Sometimes you are better off to go to a diesel specialist with these kinds of problems. I remember that my car never did run great from brand new and the injector pump was right on the timing mark according to the factory service manual and dealer mechanics. When I finally went to a truck diesel injector specialist, the proper timing was a little off from the factory specs and the car ran great after that. When the dealer would do a repair and retime the pump back to the timing marks, I’d have to take it back to the injecotr specialists again to have it properly timed. Just sayn’ diesels is what they do and know.


#15

I thought I would let you know that we have reached a resolution to this repair bill. We went to the garage and after talking to one of the service team we were referred to the service manager. He agreed to credit us for half of the cost of the installation of the high pressure pump. So, all in all, we were satisfied with the end result and but have decided that we would not return there for any more repairs to my husband’s diesel truck. I would, however, use them for issues with my car.


#16

So has the starting issue been resolved yet? If so what was the problem if not the pump?


#17

They replaced an injector and some wiring and it seems to be starting fine now.

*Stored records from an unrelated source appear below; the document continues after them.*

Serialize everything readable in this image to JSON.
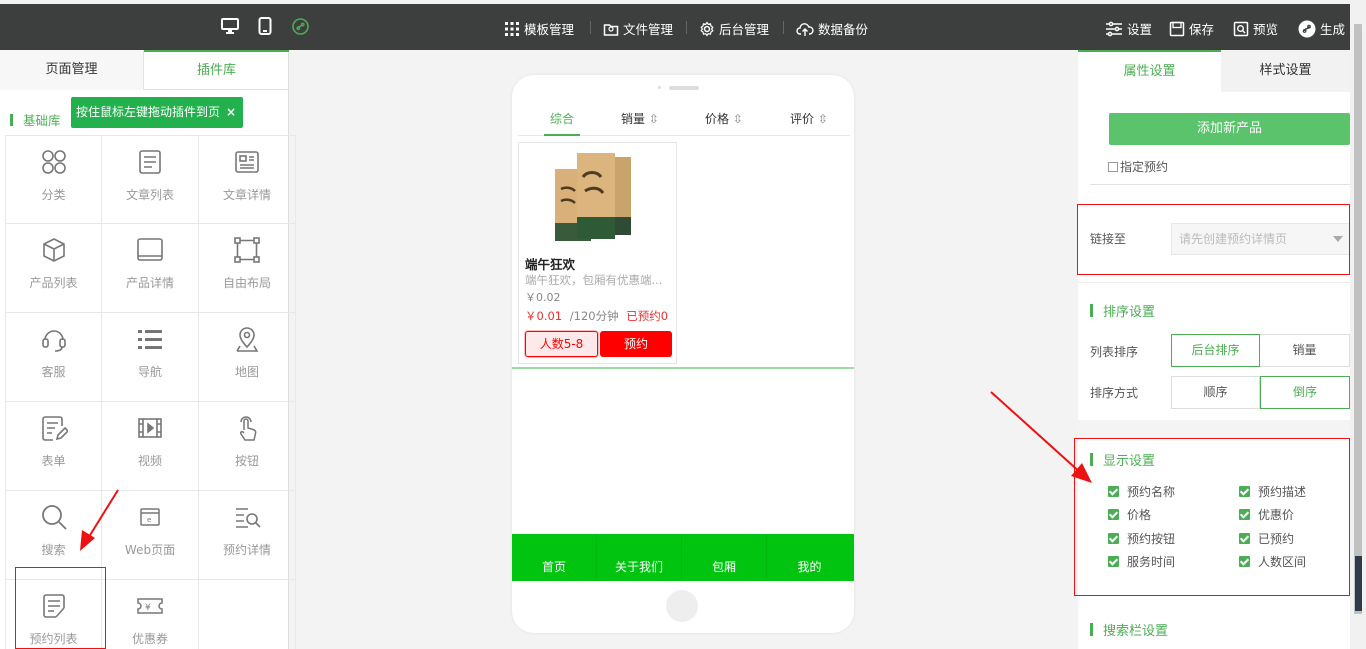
{
  "topbar": {
    "nav": [
      {
        "label": "模板管理",
        "icon": "grid-icon"
      },
      {
        "label": "文件管理",
        "icon": "folder-icon"
      },
      {
        "label": "后台管理",
        "icon": "gear-icon"
      },
      {
        "label": "数据备份",
        "icon": "cloud-upload-icon"
      }
    ],
    "actions": [
      {
        "label": "设置",
        "icon": "sliders-icon"
      },
      {
        "label": "保存",
        "icon": "save-icon"
      },
      {
        "label": "预览",
        "icon": "preview-icon"
      },
      {
        "label": "生成",
        "icon": "generate-icon"
      }
    ],
    "devices": [
      "desktop-icon",
      "mobile-icon",
      "mini-program-icon"
    ]
  },
  "left": {
    "tabs": [
      "页面管理",
      "插件库"
    ],
    "active_tab": "插件库",
    "library_title": "基础库",
    "tooltip": "按住鼠标左键拖动插件到页",
    "tooltip_close": "×",
    "plugins": [
      {
        "label": "分类",
        "icon": "category-icon"
      },
      {
        "label": "文章列表",
        "icon": "article-list-icon"
      },
      {
        "label": "文章详情",
        "icon": "article-detail-icon"
      },
      {
        "label": "产品列表",
        "icon": "product-box-icon"
      },
      {
        "label": "产品详情",
        "icon": "product-detail-icon"
      },
      {
        "label": "自由布局",
        "icon": "free-layout-icon"
      },
      {
        "label": "客服",
        "icon": "headset-icon"
      },
      {
        "label": "导航",
        "icon": "nav-list-icon"
      },
      {
        "label": "地图",
        "icon": "map-pin-icon"
      },
      {
        "label": "表单",
        "icon": "form-icon"
      },
      {
        "label": "视频",
        "icon": "video-icon"
      },
      {
        "label": "按钮",
        "icon": "tap-icon"
      },
      {
        "label": "搜索",
        "icon": "search-icon"
      },
      {
        "label": "Web页面",
        "icon": "web-page-icon"
      },
      {
        "label": "预约详情",
        "icon": "booking-detail-icon"
      },
      {
        "label": "预约列表",
        "icon": "booking-list-icon"
      },
      {
        "label": "优惠券",
        "icon": "coupon-icon"
      }
    ]
  },
  "phone": {
    "sort_tabs": [
      "综合",
      "销量",
      "价格",
      "评价"
    ],
    "active_sort": "综合",
    "product": {
      "name": "端午狂欢",
      "desc": "端午狂欢，包厢有优惠端...",
      "original_price": "￥0.02",
      "price": "￥0.01",
      "duration": "/120分钟",
      "booked": "已预约0",
      "people_btn": "人数5-8",
      "book_btn": "预约"
    },
    "footer": [
      "首页",
      "关于我们",
      "包厢",
      "我的"
    ]
  },
  "right": {
    "tabs": [
      "属性设置",
      "样式设置"
    ],
    "active_tab": "属性设置",
    "add_product": "添加新产品",
    "appoint_label": "指定预约",
    "link_label": "链接至",
    "link_placeholder": "请先创建预约详情页",
    "sort_section": "排序设置",
    "list_sort_label": "列表排序",
    "list_sort_options": [
      "后台排序",
      "销量"
    ],
    "list_sort_selected": "后台排序",
    "sort_mode_label": "排序方式",
    "sort_mode_options": [
      "顺序",
      "倒序"
    ],
    "sort_mode_selected": "倒序",
    "display_section": "显示设置",
    "display_options": [
      "预约名称",
      "预约描述",
      "价格",
      "优惠价",
      "预约按钮",
      "已预约",
      "服务时间",
      "人数区间"
    ],
    "search_section": "搜索栏设置"
  },
  "colors": {
    "accent": "#4cae54",
    "topbar": "#3c3f3e",
    "footer": "#00c40f",
    "annotation": "#e11111",
    "book": "#ff0000"
  }
}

#18

That’s a weird one. Hope it’s all OK now. Thanks for the update.